I sit all day so I never look for a seat on the subway. I prefer to stand. But I agree with Jake Dobkin who wrote the following guideline for giving up your seat:
“The NYC order of precedence is: Disabled old person, Disabled person, Very pregnant woman, Child, Regular old person, Not very pregnant woman, Regular adults.”
But the other day he wrote that you should also give up your seat, “If someone asks you for your seat … Why? Because academic psychologists have determined that asking is “extremely difficult, even traumatic,” and no one would do it if they didn’t actually need the seat …”
When I was in my twenties I was on the subway one day and I suddenly felt like I was going to faint. It was very crowded, there were no seats, and I asked the woman nearest me if I could have her seat.

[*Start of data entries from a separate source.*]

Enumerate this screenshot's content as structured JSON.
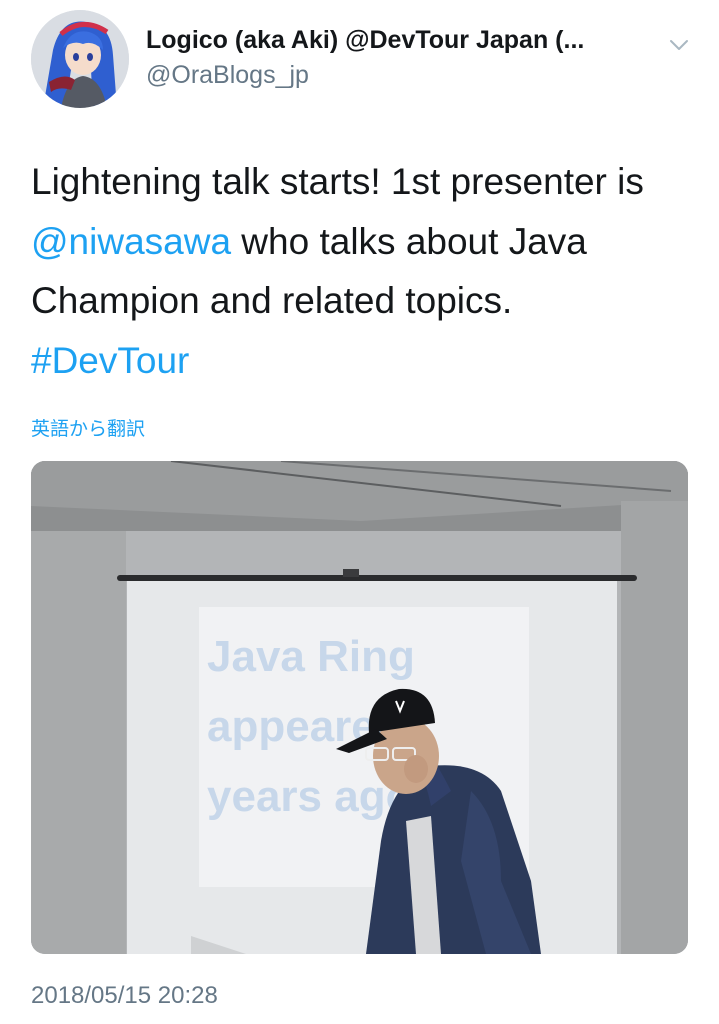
{
  "tweet": {
    "author": {
      "display_name": "Logico (aka Aki) @DevTour Japan (...",
      "handle": "@OraBlogs_jp"
    },
    "text": {
      "line1": "Lightening talk starts! 1st presenter is",
      "mention": "@niwasawa",
      "after_mention": " who talks about Java",
      "line3": "Champion and related topics.",
      "hashtag": "#DevTour"
    },
    "translate_label": "英語から翻訳",
    "photo": {
      "slide_lines": [
        "Java Ring",
        "appeared",
        "years ago."
      ]
    },
    "timestamp": "2018/05/15 20:28"
  },
  "colors": {
    "link": "#1da1f2",
    "text": "#14171a",
    "secondary": "#657786"
  },
  "icons": {
    "more": "chevron-down-icon"
  }
}
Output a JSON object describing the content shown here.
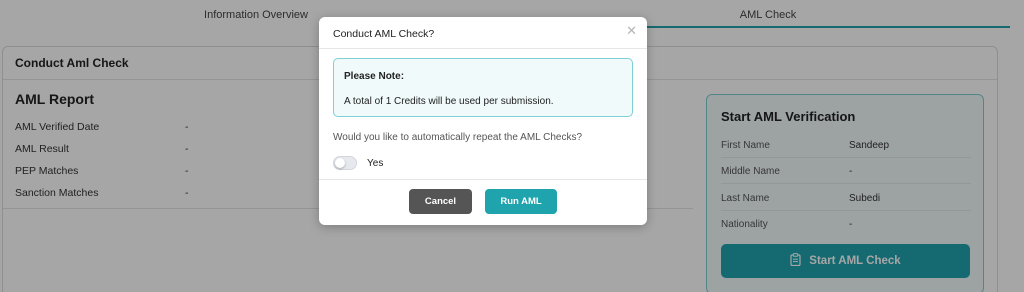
{
  "tabs": [
    {
      "label": "Information Overview"
    },
    {
      "label": "AML Check",
      "active": true
    }
  ],
  "card": {
    "title": "Conduct Aml Check"
  },
  "report": {
    "title": "AML Report",
    "rows": [
      {
        "label": "AML Verified Date",
        "value": "-"
      },
      {
        "label": "AML Result",
        "value": "-"
      },
      {
        "label": "PEP Matches",
        "value": "-"
      },
      {
        "label": "Sanction Matches",
        "value": "-"
      }
    ]
  },
  "verification": {
    "title": "Start AML Verification",
    "fields": [
      {
        "label": "First Name",
        "value": "Sandeep"
      },
      {
        "label": "Middle Name",
        "value": "-"
      },
      {
        "label": "Last Name",
        "value": "Subedi"
      },
      {
        "label": "Nationality",
        "value": "-"
      }
    ],
    "button_label": "Start AML Check",
    "button_icon": "clipboard-icon"
  },
  "modal": {
    "title": "Conduct AML Check?",
    "close_icon": "close-icon",
    "note_title": "Please Note:",
    "note_text": "A total of 1 Credits will be used per submission.",
    "question": "Would you like to automatically repeat the AML Checks?",
    "toggle_label": "Yes",
    "toggle_on": false,
    "cancel_label": "Cancel",
    "run_label": "Run AML"
  },
  "colors": {
    "accent": "#1fa3ad",
    "cancel": "#555555",
    "overlay": "rgba(0,0,0,0.35)"
  }
}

I felt so embarrassed asking but I was getting dizzier by the second. She said NO!! I was shocked because I thought it was fairly obvious I was in distress. It was so hard asking one person I just didn’t have it in me to ask another and so I knelt down on one knee on the subway floor and leaned into the doorway. In my nice office clothes (this was when people dressed up for work).

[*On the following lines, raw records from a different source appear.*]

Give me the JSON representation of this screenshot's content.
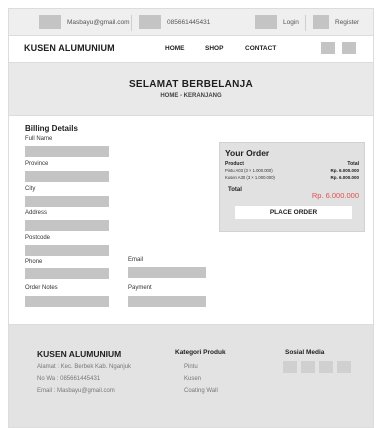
{
  "topbar": {
    "email": "Masbayu@gmail.com",
    "phone": "085661445431",
    "login": "Login",
    "register": "Register"
  },
  "navbar": {
    "brand": "KUSEN ALUMUNIUM",
    "links": [
      "HOME",
      "SHOP",
      "CONTACT"
    ]
  },
  "hero": {
    "title": "SELAMAT BERBELANJA",
    "breadcrumb": "HOME - KERANJANG"
  },
  "billing": {
    "title": "Billing Details",
    "fields": {
      "full_name": "Full Name",
      "province": "Province",
      "city": "City",
      "address": "Address",
      "postcode": "Postcode",
      "phone": "Phone",
      "email": "Email",
      "order_notes": "Order Notes",
      "payment": "Payment"
    }
  },
  "order": {
    "title": "Your Order",
    "col_product": "Product",
    "col_total": "Total",
    "items": [
      {
        "name": "Pintu A03 (3 × 1.000.000)",
        "total": "Rp. 6.000.000"
      },
      {
        "name": "Kusen A30 (3 × 1.000.000)",
        "total": "Rp. 6.000.000"
      }
    ],
    "total_label": "Total",
    "total_value": "Rp. 6.000.000",
    "place_order": "PLACE ORDER",
    "accent": "#e05050"
  },
  "footer": {
    "brand": "KUSEN ALUMUNIUM",
    "address": "Alamat : Kec. Berbek Kab. Nganjuk",
    "phone": "No Wa : 085661445431",
    "email": "Email   : Masbayu@gmail.com",
    "categories_title": "Kategori Produk",
    "categories": [
      "Pintu",
      "Kusen",
      "Coating Wall"
    ],
    "social_title": "Sosial Media"
  }
}
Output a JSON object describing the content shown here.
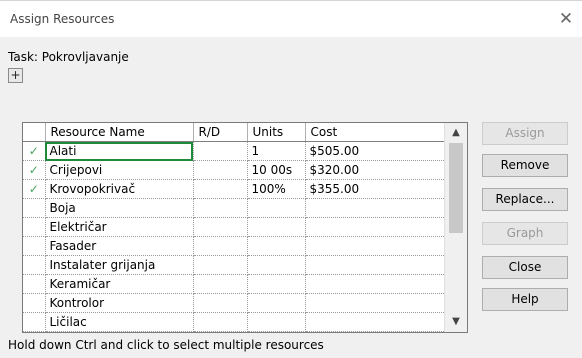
{
  "dialog": {
    "title": "Assign Resources",
    "close_glyph": "✕",
    "task_label": "Task: Pokrovljavanje",
    "expand_glyph": "+",
    "footer_hint": "Hold down Ctrl and click to select multiple resources"
  },
  "grid": {
    "columns": [
      "",
      "Resource Name",
      "R/D",
      "Units",
      "Cost"
    ],
    "rows": [
      {
        "check": "✓",
        "name": "Alati",
        "rd": "",
        "units": "1",
        "cost": "$505.00"
      },
      {
        "check": "✓",
        "name": "Crijepovi",
        "rd": "",
        "units": "10 00s",
        "cost": "$320.00"
      },
      {
        "check": "✓",
        "name": "Krovopokrivač",
        "rd": "",
        "units": "100%",
        "cost": "$355.00"
      },
      {
        "check": "",
        "name": "Boja",
        "rd": "",
        "units": "",
        "cost": ""
      },
      {
        "check": "",
        "name": "Električar",
        "rd": "",
        "units": "",
        "cost": ""
      },
      {
        "check": "",
        "name": "Fasader",
        "rd": "",
        "units": "",
        "cost": ""
      },
      {
        "check": "",
        "name": "Instalater grijanja",
        "rd": "",
        "units": "",
        "cost": ""
      },
      {
        "check": "",
        "name": "Keramičar",
        "rd": "",
        "units": "",
        "cost": ""
      },
      {
        "check": "",
        "name": "Kontrolor",
        "rd": "",
        "units": "",
        "cost": ""
      },
      {
        "check": "",
        "name": "Ličilac",
        "rd": "",
        "units": "",
        "cost": ""
      }
    ],
    "scroll_up_glyph": "▲",
    "scroll_down_glyph": "▼"
  },
  "buttons": {
    "assign": "Assign",
    "remove": "Remove",
    "replace": "Replace...",
    "graph": "Graph",
    "close": "Close",
    "help": "Help"
  },
  "colors": {
    "check": "#4aa45c",
    "selection_outline": "#1f8a3a"
  }
}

No one asked me if I was okay, no one offered me their seat. I wondered if they thought I was kneeling on the filthy subway floor for fun? Dramatic effect? It was pretty heartless. I couldn’t believe it. For the record, people in NYC will usually offer help in situations like this. I almost fainted again not long after this, on the street, and people swarmed around me trying to help. (It turned out to be a reaction to medication I’d started taking.) Those people in the subway car, I don’t know what was wrong with them.
The moral of my story: don’t say no when someone asks you for their seat. They probably have a very very very good reason.
More Halloween decorations. I thought this one was pretty funny. Rats!! Oh, I just remembered. Today is the children’s Halloween party in the Bleecker Street Playground. I should try to get some pictures.